The problem »
Each line of the entries that mentions the string "sweat" needs to be reported.

[[ Listed records, beginning ]]

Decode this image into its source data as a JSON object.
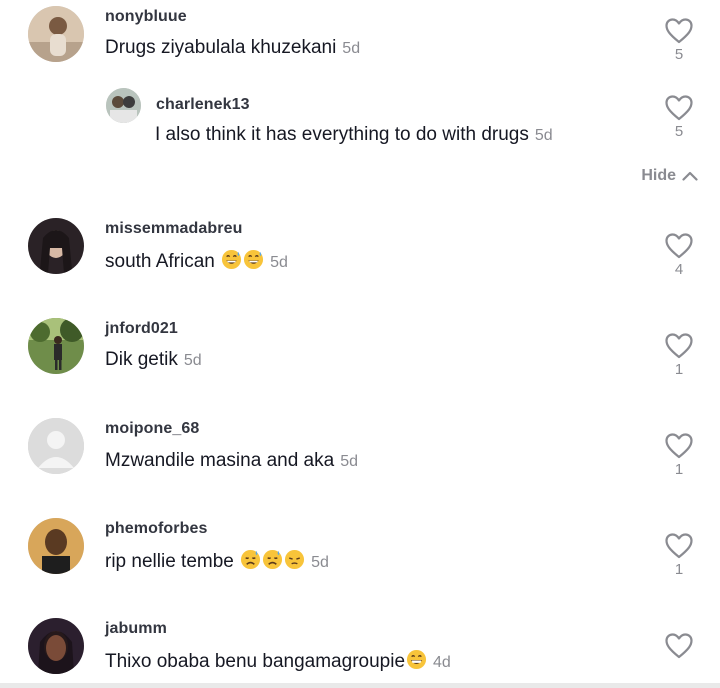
{
  "comments": [
    {
      "username": "nonybluue",
      "text": "Drugs ziyabulala khuzekani",
      "emojis": [],
      "time": "5d",
      "likes": "5",
      "avatar_color": "#b08a6a"
    },
    {
      "username": "charlenek13",
      "text": "I also think it has everything to do with drugs",
      "emojis": [],
      "time": "5d",
      "likes": "5",
      "avatar_color": "#8a9a8a"
    },
    {
      "username": "missemmadabreu",
      "text": "south African",
      "emojis": [
        "grin-sweat",
        "grin-sweat"
      ],
      "time": "5d",
      "likes": "4",
      "avatar_color": "#4a3a3a"
    },
    {
      "username": "jnford021",
      "text": "Dik getik",
      "emojis": [],
      "time": "5d",
      "likes": "1",
      "avatar_color": "#5f7a3f"
    },
    {
      "username": "moipone_68",
      "text": "Mzwandile masina and aka",
      "emojis": [],
      "time": "5d",
      "likes": "1",
      "avatar_color": "#d8d8d8"
    },
    {
      "username": "phemoforbes",
      "text": "rip nellie tembe",
      "emojis": [
        "sad-sweat",
        "sad-sweat",
        "pensive"
      ],
      "time": "5d",
      "likes": "1",
      "avatar_color": "#6b4a2a"
    },
    {
      "username": "jabumm",
      "text": "Thixo obaba benu bangamagroupie",
      "emojis": [
        "grin"
      ],
      "time": "4d",
      "likes": "",
      "avatar_color": "#3a2a3a"
    }
  ],
  "hide_label": "Hide"
}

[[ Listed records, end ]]

Response »
        "grin-sweat",
        "grin-sweat"
        "sad-sweat",
        "sad-sweat",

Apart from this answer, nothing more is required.